‘Corn, our flesh:’ Learning about ethnic food

Carlos Antonio Rovelo, political science and art history professor at Tarrant County Community College, presented “Corn, Our Flesh” at Richland Sept. 27. The event was sponsored by the club, Achieving Latino Academic Success (ALAS).

 At the event, Rovelo discussed the importance of corn and how it symbolizes the identity, history and culture of Latin American culture.

“It has to do with the way we are,” Rovelo said during his presentation. “Our faith is important. The food we eat is important. Knowing where we come from is important.”

His presentation explored, not just on how corn has influenced Latin cuisine, but how its domestication in the early Mesoamerican period became part of how they practiced religion. Corn was part of their interpretation of the creation of life, the understanding of nature and as an artistic icon. All contribute to the identity of what it means to be Hispanic.

“Every year we celebrate Hispanic Heritage Month but, most of the time, the celebration is based on personalities like Frida Kahlo, Diego Rivera, astronauts and artists in general,” Rovelo said. “But there are things that are more at the center of heritage. Heritage is not just about people. It’s about what makes us and corn is a descender of the way our ancestor made us.”

Mexican-American Studies professor Carlos Rovelo shows a corn tamale during his presentation.

Mexican-American Studies professor Carlos Rovelo shows a corn tamale during his presentation.

When talking about the historical importance of corn, Rovelo focused on how cultures such as the Mayans and the Aztecs, revolved around the growing and consumption of corn. That lead to the creation of commonly known food items such as tortillas, atole (a corn dough based drink) and tamales. Additionally, he talked about the various ways corn is harvested in certain regions of Latin America. He discussed the milpa rotation system used by farmers for self-consumption growth and how it contrasts with the American method that focuses on mass production and market distribution. 

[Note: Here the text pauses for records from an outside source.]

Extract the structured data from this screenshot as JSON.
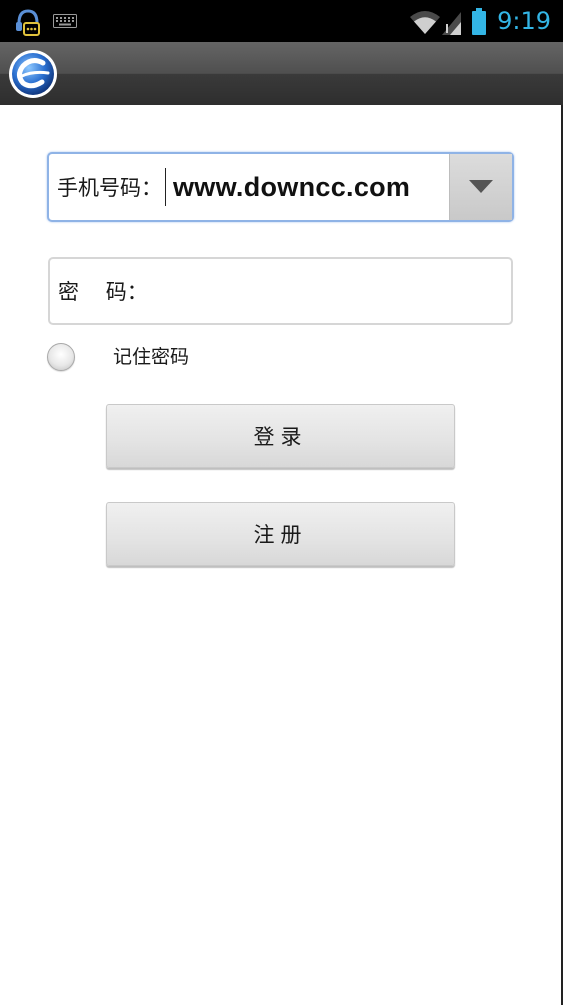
{
  "status_bar": {
    "time": "9:19",
    "icons": [
      "headset-notification-icon",
      "keyboard-icon",
      "wifi-icon",
      "signal-icon",
      "battery-icon"
    ],
    "time_color": "#33b5e5"
  },
  "app_bar": {
    "logo_icon": "app-logo-icon"
  },
  "login_form": {
    "phone_field": {
      "label": "手机号码：",
      "value": "www.downcc.com",
      "dropdown_icon": "dropdown-arrow-icon"
    },
    "password_field": {
      "label": "密    码：",
      "value": ""
    },
    "remember_password_label": "记住密码",
    "login_button_label": "登录",
    "register_button_label": "注册"
  },
  "colors": {
    "focus_border": "#8fb3e6",
    "background": "#ffffff"
  }
}
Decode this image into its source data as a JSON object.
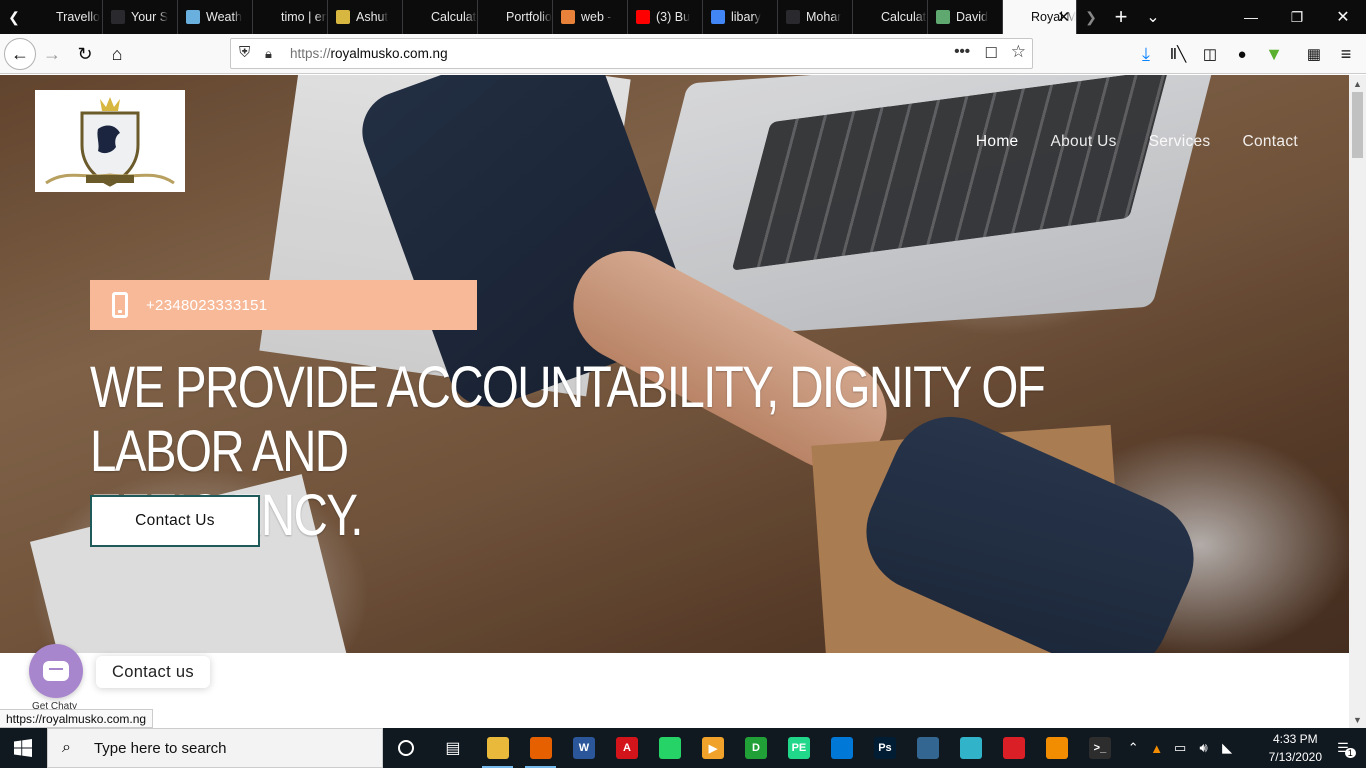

Most importantly, Rovelo explained corn’s relationship to Mesoamerican religions in which the gods used the crop to symbolize of the cycle of life. Each culture represented the corn in their architecture, art and stories like the Mayan scripture, the Popol Vuh, which tells the story about how humanity originated from a grain of corn.

“As I started doing the research, I realized this was a very big subject,” Rovelo said. “That is not just artistically, but it is also philosophically, [theologically] and obviously about humanity.”   

Rovelo was keen on identity and cultural origin during his presentation. When talking about how corn represents the identity of what it means to be Hispanic, he chose works of art from artists like Diego Rivera whose work is inspired by Mexican culture. Rivera painted his famous public murals that are scattered throughout Mexico City. His work reflects his personal interpretation of what it means to be Mexican. One painting, which Rovelo showed, was “La Molinera” in which Rivera painted a native woman preparing tortillas as she grinds corn and makes it into dough. The painting demonstrated a traditional aesthetic of Mexican culture from her traditional attire to the way she prepared the tortillas.

“People need to know where they come from,” Rovelo said. “We need to know where everything began in our own culture. My own culture didn’t start in Europe. It started with the [native] Indians of Mesoamerica.”